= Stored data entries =
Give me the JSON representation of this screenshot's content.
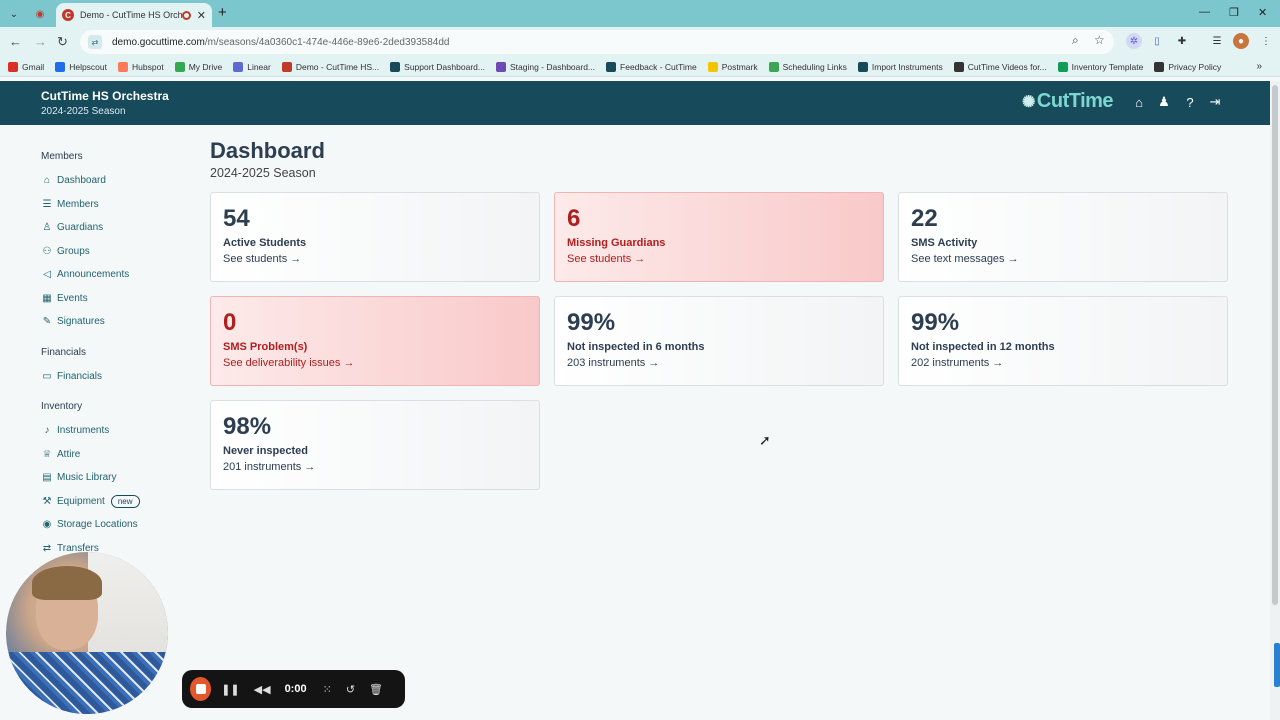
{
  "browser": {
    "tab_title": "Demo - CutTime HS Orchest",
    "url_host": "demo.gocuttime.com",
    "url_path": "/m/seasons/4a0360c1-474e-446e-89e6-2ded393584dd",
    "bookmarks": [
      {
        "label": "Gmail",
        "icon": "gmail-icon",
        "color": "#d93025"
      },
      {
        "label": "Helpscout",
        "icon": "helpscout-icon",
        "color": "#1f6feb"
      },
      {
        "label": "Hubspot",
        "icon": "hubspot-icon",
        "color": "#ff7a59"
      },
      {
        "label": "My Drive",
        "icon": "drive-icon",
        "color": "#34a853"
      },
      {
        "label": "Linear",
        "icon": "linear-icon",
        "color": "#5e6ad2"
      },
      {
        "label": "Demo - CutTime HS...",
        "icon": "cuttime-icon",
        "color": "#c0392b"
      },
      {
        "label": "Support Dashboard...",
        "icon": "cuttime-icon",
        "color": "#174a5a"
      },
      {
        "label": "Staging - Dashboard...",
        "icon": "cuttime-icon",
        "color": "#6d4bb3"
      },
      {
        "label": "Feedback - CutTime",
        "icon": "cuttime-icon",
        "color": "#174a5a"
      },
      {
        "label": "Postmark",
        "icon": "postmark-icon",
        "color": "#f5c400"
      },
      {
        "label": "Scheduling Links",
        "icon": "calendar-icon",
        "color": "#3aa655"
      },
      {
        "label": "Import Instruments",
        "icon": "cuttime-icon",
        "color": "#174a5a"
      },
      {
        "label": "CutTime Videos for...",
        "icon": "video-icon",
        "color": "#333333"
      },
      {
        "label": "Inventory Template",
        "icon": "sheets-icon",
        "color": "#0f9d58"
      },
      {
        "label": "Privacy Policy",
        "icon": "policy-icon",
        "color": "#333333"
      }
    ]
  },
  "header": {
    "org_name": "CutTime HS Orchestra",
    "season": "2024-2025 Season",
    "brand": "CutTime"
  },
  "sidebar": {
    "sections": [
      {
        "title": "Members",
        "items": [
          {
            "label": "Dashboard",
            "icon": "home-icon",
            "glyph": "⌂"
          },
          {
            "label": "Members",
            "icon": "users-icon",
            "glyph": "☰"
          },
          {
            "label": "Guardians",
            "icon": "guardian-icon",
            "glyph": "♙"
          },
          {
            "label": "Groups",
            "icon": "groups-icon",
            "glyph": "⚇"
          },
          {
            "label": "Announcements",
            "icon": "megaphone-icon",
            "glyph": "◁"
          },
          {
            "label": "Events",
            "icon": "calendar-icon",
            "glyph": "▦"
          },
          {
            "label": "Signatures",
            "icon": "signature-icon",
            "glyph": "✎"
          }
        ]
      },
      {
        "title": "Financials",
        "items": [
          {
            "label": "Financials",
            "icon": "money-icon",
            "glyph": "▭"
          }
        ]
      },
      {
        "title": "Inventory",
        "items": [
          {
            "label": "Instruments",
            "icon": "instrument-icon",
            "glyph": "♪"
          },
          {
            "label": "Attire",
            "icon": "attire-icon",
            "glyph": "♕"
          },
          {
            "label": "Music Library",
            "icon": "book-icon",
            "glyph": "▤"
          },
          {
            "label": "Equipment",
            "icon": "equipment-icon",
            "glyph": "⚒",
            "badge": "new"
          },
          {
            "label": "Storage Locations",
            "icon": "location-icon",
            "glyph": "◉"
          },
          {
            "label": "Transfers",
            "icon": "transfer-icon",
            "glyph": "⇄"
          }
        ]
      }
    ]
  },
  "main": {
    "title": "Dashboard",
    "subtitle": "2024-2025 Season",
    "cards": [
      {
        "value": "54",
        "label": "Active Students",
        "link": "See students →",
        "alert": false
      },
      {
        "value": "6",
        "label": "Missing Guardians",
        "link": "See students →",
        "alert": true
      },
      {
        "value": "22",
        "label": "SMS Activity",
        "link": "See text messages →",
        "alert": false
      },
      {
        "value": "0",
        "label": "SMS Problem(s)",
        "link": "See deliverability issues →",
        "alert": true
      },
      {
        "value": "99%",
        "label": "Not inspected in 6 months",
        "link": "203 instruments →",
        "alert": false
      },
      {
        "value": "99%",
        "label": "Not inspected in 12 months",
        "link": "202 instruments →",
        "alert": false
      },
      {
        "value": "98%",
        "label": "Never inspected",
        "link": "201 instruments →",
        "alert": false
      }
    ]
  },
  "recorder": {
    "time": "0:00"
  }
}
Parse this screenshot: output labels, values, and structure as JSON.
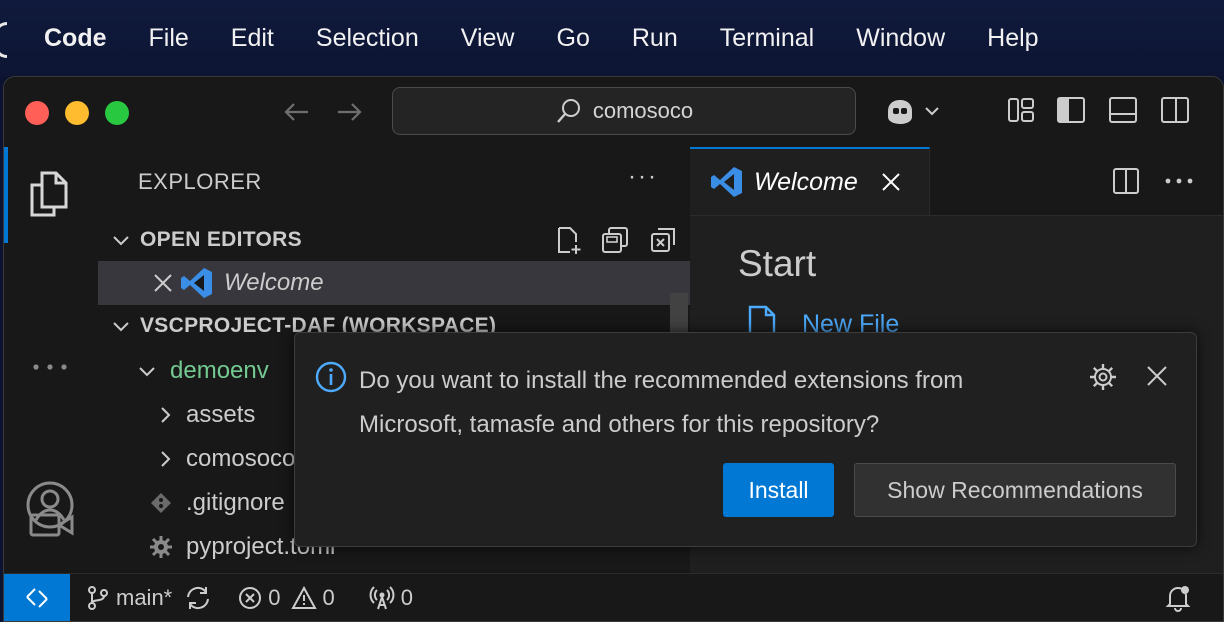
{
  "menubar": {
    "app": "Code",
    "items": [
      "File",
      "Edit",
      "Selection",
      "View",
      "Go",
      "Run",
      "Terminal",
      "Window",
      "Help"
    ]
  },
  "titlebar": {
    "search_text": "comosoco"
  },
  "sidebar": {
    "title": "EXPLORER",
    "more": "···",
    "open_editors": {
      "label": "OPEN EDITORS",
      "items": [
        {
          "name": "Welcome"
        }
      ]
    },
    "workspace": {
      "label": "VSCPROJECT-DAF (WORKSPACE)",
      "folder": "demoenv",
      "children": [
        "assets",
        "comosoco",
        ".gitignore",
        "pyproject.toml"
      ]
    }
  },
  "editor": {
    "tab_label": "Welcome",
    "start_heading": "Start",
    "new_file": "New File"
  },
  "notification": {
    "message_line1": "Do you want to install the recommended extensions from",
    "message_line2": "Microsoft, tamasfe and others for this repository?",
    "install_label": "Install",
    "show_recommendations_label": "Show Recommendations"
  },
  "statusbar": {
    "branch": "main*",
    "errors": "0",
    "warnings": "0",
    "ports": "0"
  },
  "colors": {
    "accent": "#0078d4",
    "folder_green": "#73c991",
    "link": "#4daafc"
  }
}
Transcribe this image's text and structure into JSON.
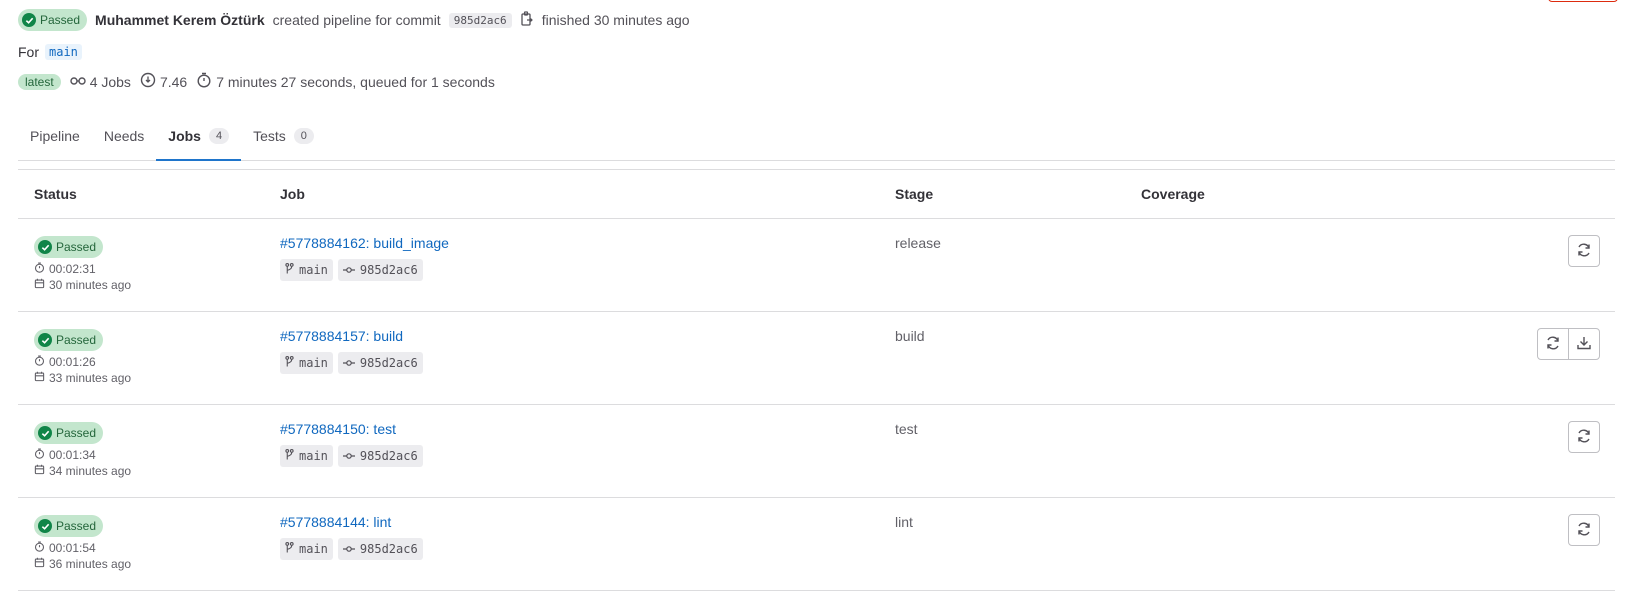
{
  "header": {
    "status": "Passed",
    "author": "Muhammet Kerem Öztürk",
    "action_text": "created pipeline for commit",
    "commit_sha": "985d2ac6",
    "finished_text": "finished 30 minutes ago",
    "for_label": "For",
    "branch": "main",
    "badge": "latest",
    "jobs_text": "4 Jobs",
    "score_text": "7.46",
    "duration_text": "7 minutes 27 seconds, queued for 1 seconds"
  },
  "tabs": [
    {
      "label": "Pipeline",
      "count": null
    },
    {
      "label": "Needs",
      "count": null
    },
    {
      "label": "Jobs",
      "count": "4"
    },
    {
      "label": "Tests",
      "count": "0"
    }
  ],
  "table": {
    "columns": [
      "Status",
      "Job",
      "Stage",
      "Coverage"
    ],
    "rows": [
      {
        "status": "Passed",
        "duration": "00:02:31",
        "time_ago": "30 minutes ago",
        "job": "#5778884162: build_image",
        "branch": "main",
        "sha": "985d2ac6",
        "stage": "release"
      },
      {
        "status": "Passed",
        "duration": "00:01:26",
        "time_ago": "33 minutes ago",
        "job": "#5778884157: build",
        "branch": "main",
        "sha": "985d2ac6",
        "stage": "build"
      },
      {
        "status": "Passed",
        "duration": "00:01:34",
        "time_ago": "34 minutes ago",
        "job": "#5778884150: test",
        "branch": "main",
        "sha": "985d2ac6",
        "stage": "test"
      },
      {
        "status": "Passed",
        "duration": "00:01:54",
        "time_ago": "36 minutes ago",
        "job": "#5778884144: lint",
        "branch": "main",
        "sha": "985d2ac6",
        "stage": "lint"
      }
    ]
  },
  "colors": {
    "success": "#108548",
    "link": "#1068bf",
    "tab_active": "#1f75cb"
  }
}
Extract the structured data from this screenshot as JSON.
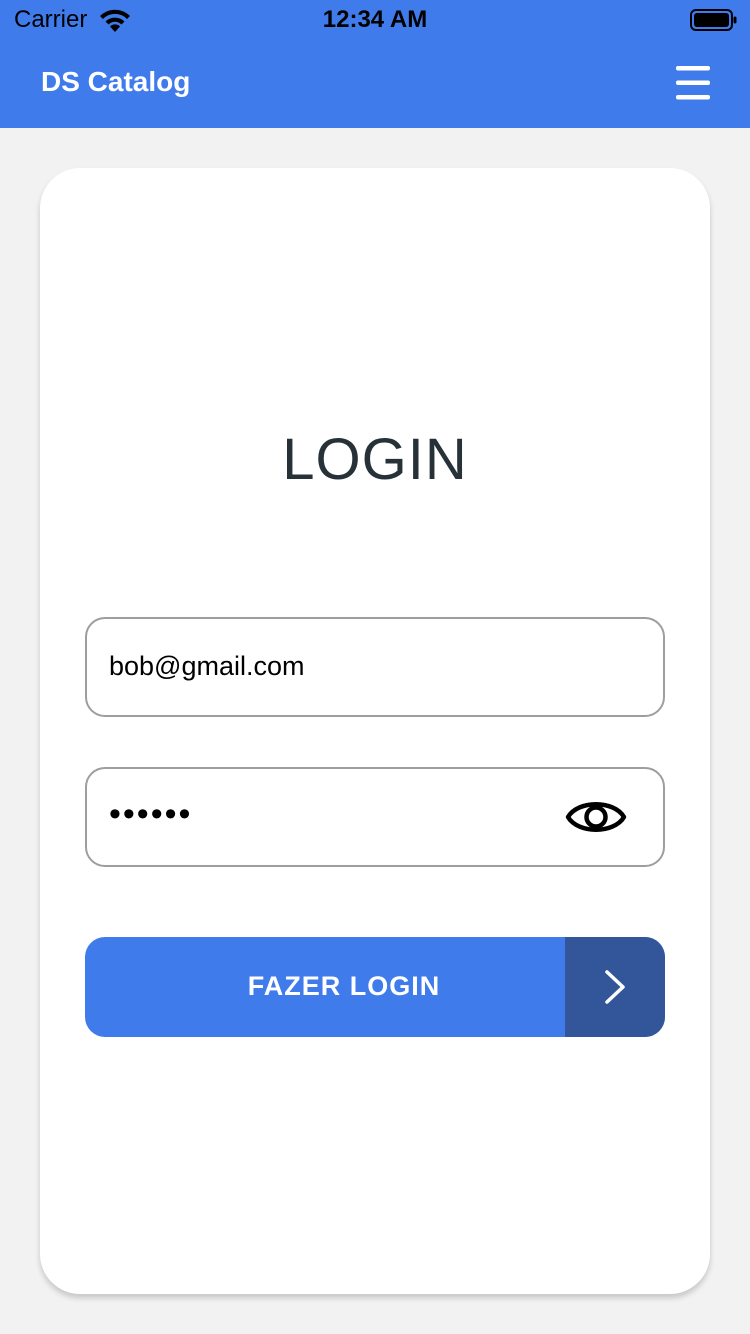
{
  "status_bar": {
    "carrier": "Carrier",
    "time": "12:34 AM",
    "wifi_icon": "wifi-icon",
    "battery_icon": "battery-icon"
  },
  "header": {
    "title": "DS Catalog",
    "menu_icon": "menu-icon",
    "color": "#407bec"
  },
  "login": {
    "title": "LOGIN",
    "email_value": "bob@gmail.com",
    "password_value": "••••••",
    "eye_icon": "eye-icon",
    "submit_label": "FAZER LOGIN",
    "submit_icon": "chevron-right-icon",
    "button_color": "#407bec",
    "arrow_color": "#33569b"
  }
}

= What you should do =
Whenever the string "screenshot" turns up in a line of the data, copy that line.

= Answer section =
Give me the JSON representation of this screenshot's content.
Parse this screenshot: output labels, values, and structure as JSON.
Extract the structured data from this screenshot as JSON.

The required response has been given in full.